Activity:
Repeat the listing below in full and exactly. Pictures are to be omitted.

Available data:
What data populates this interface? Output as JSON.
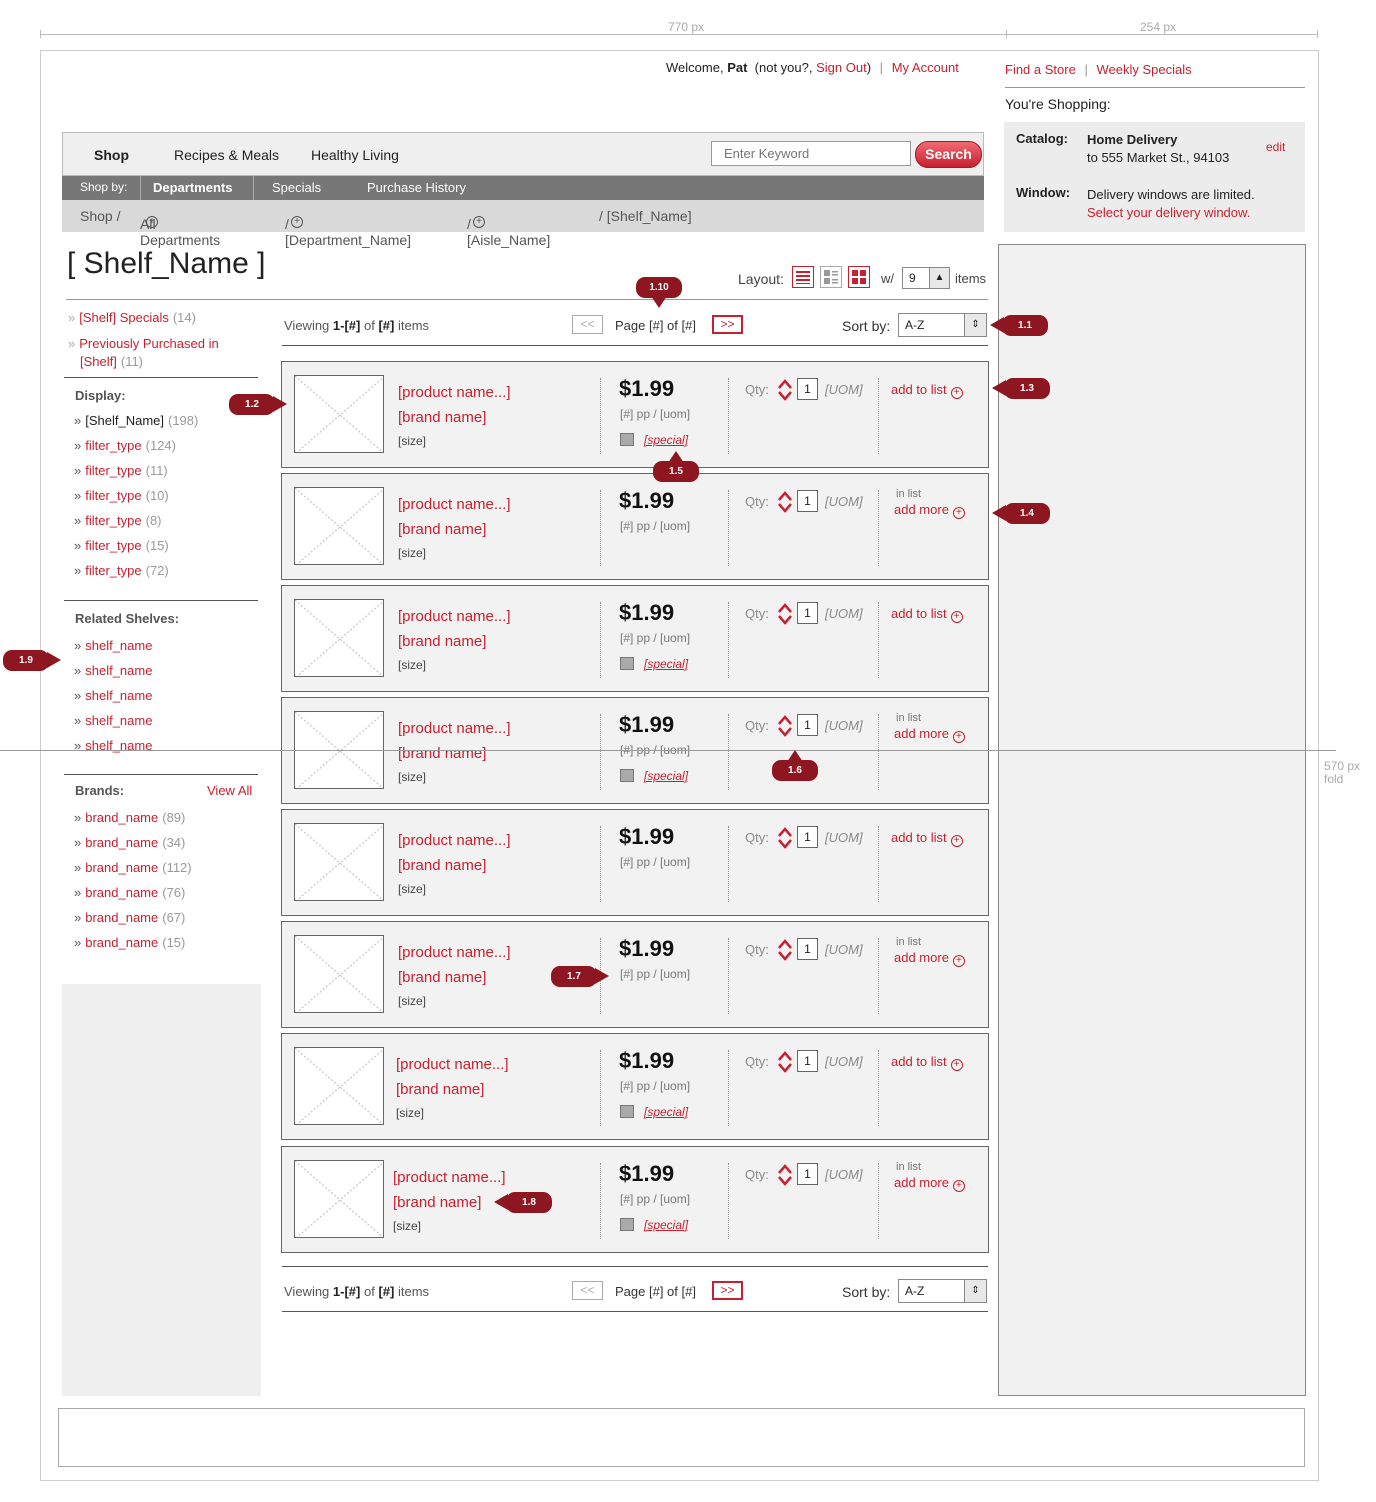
{
  "dimensions": {
    "main_width": "770 px",
    "side_width": "254 px",
    "fold": "570 px\nfold"
  },
  "header": {
    "welcome_prefix": "Welcome,",
    "user": "Pat",
    "not_you": "(not you?,",
    "sign_out": "Sign Out",
    "close_paren": ")",
    "sep": "|",
    "my_account": "My Account",
    "find_store": "Find a Store",
    "weekly_specials": "Weekly Specials",
    "youre_shopping": "You're Shopping:"
  },
  "shopping": {
    "catalog_label": "Catalog:",
    "catalog_value": "Home Delivery",
    "catalog_address": "to 555 Market St., 94103",
    "edit": "edit",
    "window_label": "Window:",
    "window_text": "Delivery windows are limited.",
    "window_link": "Select your delivery window."
  },
  "nav": {
    "tabs": [
      "Shop",
      "Recipes & Meals",
      "Healthy Living"
    ],
    "search_placeholder": "Enter Keyword",
    "search_button": "Search",
    "shop_by": "Shop by:",
    "subtabs": [
      "Departments",
      "Specials",
      "Purchase History"
    ],
    "breadcrumb": [
      "Shop /",
      "All Departments",
      "/ [Department_Name]",
      "/ [Aisle_Name]",
      "/ [Shelf_Name]"
    ]
  },
  "shelf": {
    "title": "[ Shelf_Name ]",
    "layout_label": "Layout:",
    "w_label": "w/",
    "items_per_page": "9",
    "items_label": "items"
  },
  "sidebar": {
    "specials": {
      "label": "[Shelf] Specials",
      "count": "(14)"
    },
    "prev_purchased": {
      "label1": "Previously Purchased in",
      "label2": "[Shelf]",
      "count": "(11)"
    },
    "display_heading": "Display:",
    "display_items": [
      {
        "label": "[Shelf_Name]",
        "count": "(198)"
      },
      {
        "label": "filter_type",
        "count": "(124)"
      },
      {
        "label": "filter_type",
        "count": "(11)"
      },
      {
        "label": "filter_type",
        "count": "(10)"
      },
      {
        "label": "filter_type",
        "count": "(8)"
      },
      {
        "label": "filter_type",
        "count": "(15)"
      },
      {
        "label": "filter_type",
        "count": "(72)"
      }
    ],
    "related_heading": "Related Shelves:",
    "related_items": [
      "shelf_name",
      "shelf_name",
      "shelf_name",
      "shelf_name",
      "shelf_name"
    ],
    "brands_heading": "Brands:",
    "view_all": "View All",
    "brand_items": [
      {
        "label": "brand_name",
        "count": "(89)"
      },
      {
        "label": "brand_name",
        "count": "(34)"
      },
      {
        "label": "brand_name",
        "count": "(112)"
      },
      {
        "label": "brand_name",
        "count": "(76)"
      },
      {
        "label": "brand_name",
        "count": "(67)"
      },
      {
        "label": "brand_name",
        "count": "(15)"
      }
    ],
    "bullet": "»"
  },
  "pagination": {
    "viewing": "Viewing",
    "range": "1-[#]",
    "of": "of",
    "total": "[#]",
    "items": "items",
    "prev": "<<",
    "page": "Page [#] of [#]",
    "next": ">>",
    "sort_label": "Sort by:",
    "sort_value": "A-Z"
  },
  "products": [
    {
      "name": "[product name...]",
      "brand": "[brand name]",
      "size": "[size]",
      "price": "$1.99",
      "unit_price": "[#] pp / [uom]",
      "special": "[special]",
      "qty_label": "Qty:",
      "qty": "1",
      "uom": "[UOM]",
      "in_list": false,
      "action": "add to list"
    },
    {
      "name": "[product name...]",
      "brand": "[brand name]",
      "size": "[size]",
      "price": "$1.99",
      "unit_price": "[#] pp / [uom]",
      "special": "",
      "qty_label": "Qty:",
      "qty": "1",
      "uom": "[UOM]",
      "in_list": true,
      "in_list_label": "in list",
      "action": "add more"
    },
    {
      "name": "[product name...]",
      "brand": "[brand name]",
      "size": "[size]",
      "price": "$1.99",
      "unit_price": "[#] pp / [uom]",
      "special": "[special]",
      "qty_label": "Qty:",
      "qty": "1",
      "uom": "[UOM]",
      "in_list": false,
      "action": "add to list"
    },
    {
      "name": "[product name...]",
      "brand": "[brand name]",
      "size": "[size]",
      "price": "$1.99",
      "unit_price": "[#] pp / [uom]",
      "special": "[special]",
      "qty_label": "Qty:",
      "qty": "1",
      "uom": "[UOM]",
      "in_list": true,
      "in_list_label": "in list",
      "action": "add more"
    },
    {
      "name": "[product name...]",
      "brand": "[brand name]",
      "size": "[size]",
      "price": "$1.99",
      "unit_price": "[#] pp / [uom]",
      "special": "",
      "qty_label": "Qty:",
      "qty": "1",
      "uom": "[UOM]",
      "in_list": false,
      "action": "add to list"
    },
    {
      "name": "[product name...]",
      "brand": "[brand name]",
      "size": "[size]",
      "price": "$1.99",
      "unit_price": "[#] pp / [uom]",
      "special": "",
      "qty_label": "Qty:",
      "qty": "1",
      "uom": "[UOM]",
      "in_list": true,
      "in_list_label": "in list",
      "action": "add more"
    },
    {
      "name": "[product name...]",
      "brand": "[brand name]",
      "size": "[size]",
      "price": "$1.99",
      "unit_price": "[#] pp / [uom]",
      "special": "[special]",
      "qty_label": "Qty:",
      "qty": "1",
      "uom": "[UOM]",
      "in_list": false,
      "action": "add to list"
    },
    {
      "name": "[product name...]",
      "brand": "[brand name]",
      "size": "[size]",
      "price": "$1.99",
      "unit_price": "[#] pp / [uom]",
      "special": "[special]",
      "qty_label": "Qty:",
      "qty": "1",
      "uom": "[UOM]",
      "in_list": true,
      "in_list_label": "in list",
      "action": "add more"
    }
  ],
  "callouts": [
    "1.1",
    "1.2",
    "1.3",
    "1.4",
    "1.5",
    "1.6",
    "1.7",
    "1.8",
    "1.9",
    "1.10"
  ],
  "colors": {
    "accent": "#c8202f",
    "callout": "#8e1620",
    "nav_dark": "#777777",
    "nav_light": "#efefef"
  },
  "icons": {
    "add": "plus-circle-icon",
    "qty": "stepper-arrows-icon",
    "layout": [
      "list-layout-icon",
      "detail-layout-icon",
      "grid-layout-icon"
    ]
  }
}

Task result:
What data populates this interface? Output as JSON.
{
  "dimensions": {
    "main_width": "770 px",
    "side_width": "254 px",
    "fold": "570 px\nfold"
  },
  "header": {
    "welcome_prefix": "Welcome,",
    "user": "Pat",
    "not_you": "(not you?,",
    "sign_out": "Sign Out",
    "close_paren": ")",
    "sep": "|",
    "my_account": "My Account",
    "find_store": "Find a Store",
    "weekly_specials": "Weekly Specials",
    "youre_shopping": "You're Shopping:"
  },
  "shopping": {
    "catalog_label": "Catalog:",
    "catalog_value": "Home Delivery",
    "catalog_address": "to 555 Market St., 94103",
    "edit": "edit",
    "window_label": "Window:",
    "window_text": "Delivery windows are limited.",
    "window_link": "Select your delivery window."
  },
  "nav": {
    "tabs": [
      "Shop",
      "Recipes & Meals",
      "Healthy Living"
    ],
    "search_placeholder": "Enter Keyword",
    "search_button": "Search",
    "shop_by": "Shop by:",
    "subtabs": [
      "Departments",
      "Specials",
      "Purchase History"
    ],
    "breadcrumb": [
      "Shop /",
      "All Departments",
      "/ [Department_Name]",
      "/ [Aisle_Name]",
      "/ [Shelf_Name]"
    ]
  },
  "shelf": {
    "title": "[ Shelf_Name ]",
    "layout_label": "Layout:",
    "w_label": "w/",
    "items_per_page": "9",
    "items_label": "items"
  },
  "sidebar": {
    "specials": {
      "label": "[Shelf] Specials",
      "count": "(14)"
    },
    "prev_purchased": {
      "label1": "Previously Purchased in",
      "label2": "[Shelf]",
      "count": "(11)"
    },
    "display_heading": "Display:",
    "display_items": [
      {
        "label": "[Shelf_Name]",
        "count": "(198)"
      },
      {
        "label": "filter_type",
        "count": "(124)"
      },
      {
        "label": "filter_type",
        "count": "(11)"
      },
      {
        "label": "filter_type",
        "count": "(10)"
      },
      {
        "label": "filter_type",
        "count": "(8)"
      },
      {
        "label": "filter_type",
        "count": "(15)"
      },
      {
        "label": "filter_type",
        "count": "(72)"
      }
    ],
    "related_heading": "Related Shelves:",
    "related_items": [
      "shelf_name",
      "shelf_name",
      "shelf_name",
      "shelf_name",
      "shelf_name"
    ],
    "brands_heading": "Brands:",
    "view_all": "View All",
    "brand_items": [
      {
        "label": "brand_name",
        "count": "(89)"
      },
      {
        "label": "brand_name",
        "count": "(34)"
      },
      {
        "label": "brand_name",
        "count": "(112)"
      },
      {
        "label": "brand_name",
        "count": "(76)"
      },
      {
        "label": "brand_name",
        "count": "(67)"
      },
      {
        "label": "brand_name",
        "count": "(15)"
      }
    ],
    "bullet": "»"
  },
  "pagination": {
    "viewing": "Viewing",
    "range": "1-[#]",
    "of": "of",
    "total": "[#]",
    "items": "items",
    "prev": "<<",
    "page": "Page [#] of [#]",
    "next": ">>",
    "sort_label": "Sort by:",
    "sort_value": "A-Z"
  },
  "products": [
    {
      "name": "[product name...]",
      "brand": "[brand name]",
      "size": "[size]",
      "price": "$1.99",
      "unit_price": "[#] pp / [uom]",
      "special": "[special]",
      "qty_label": "Qty:",
      "qty": "1",
      "uom": "[UOM]",
      "in_list": false,
      "action": "add to list"
    },
    {
      "name": "[product name...]",
      "brand": "[brand name]",
      "size": "[size]",
      "price": "$1.99",
      "unit_price": "[#] pp / [uom]",
      "special": "",
      "qty_label": "Qty:",
      "qty": "1",
      "uom": "[UOM]",
      "in_list": true,
      "in_list_label": "in list",
      "action": "add more"
    },
    {
      "name": "[product name...]",
      "brand": "[brand name]",
      "size": "[size]",
      "price": "$1.99",
      "unit_price": "[#] pp / [uom]",
      "special": "[special]",
      "qty_label": "Qty:",
      "qty": "1",
      "uom": "[UOM]",
      "in_list": false,
      "action": "add to list"
    },
    {
      "name": "[product name...]",
      "brand": "[brand name]",
      "size": "[size]",
      "price": "$1.99",
      "unit_price": "[#] pp / [uom]",
      "special": "[special]",
      "qty_label": "Qty:",
      "qty": "1",
      "uom": "[UOM]",
      "in_list": true,
      "in_list_label": "in list",
      "action": "add more"
    },
    {
      "name": "[product name...]",
      "brand": "[brand name]",
      "size": "[size]",
      "price": "$1.99",
      "unit_price": "[#] pp / [uom]",
      "special": "",
      "qty_label": "Qty:",
      "qty": "1",
      "uom": "[UOM]",
      "in_list": false,
      "action": "add to list"
    },
    {
      "name": "[product name...]",
      "brand": "[brand name]",
      "size": "[size]",
      "price": "$1.99",
      "unit_price": "[#] pp / [uom]",
      "special": "",
      "qty_label": "Qty:",
      "qty": "1",
      "uom": "[UOM]",
      "in_list": true,
      "in_list_label": "in list",
      "action": "add more"
    },
    {
      "name": "[product name...]",
      "brand": "[brand name]",
      "size": "[size]",
      "price": "$1.99",
      "unit_price": "[#] pp / [uom]",
      "special": "[special]",
      "qty_label": "Qty:",
      "qty": "1",
      "uom": "[UOM]",
      "in_list": false,
      "action": "add to list"
    },
    {
      "name": "[product name...]",
      "brand": "[brand name]",
      "size": "[size]",
      "price": "$1.99",
      "unit_price": "[#] pp / [uom]",
      "special": "[special]",
      "qty_label": "Qty:",
      "qty": "1",
      "uom": "[UOM]",
      "in_list": true,
      "in_list_label": "in list",
      "action": "add more"
    }
  ],
  "callouts": [
    "1.1",
    "1.2",
    "1.3",
    "1.4",
    "1.5",
    "1.6",
    "1.7",
    "1.8",
    "1.9",
    "1.10"
  ],
  "colors": {
    "accent": "#c8202f",
    "callout": "#8e1620",
    "nav_dark": "#777777",
    "nav_light": "#efefef"
  },
  "icons": {
    "add": "plus-circle-icon",
    "qty": "stepper-arrows-icon",
    "layout": [
      "list-layout-icon",
      "detail-layout-icon",
      "grid-layout-icon"
    ]
  }
}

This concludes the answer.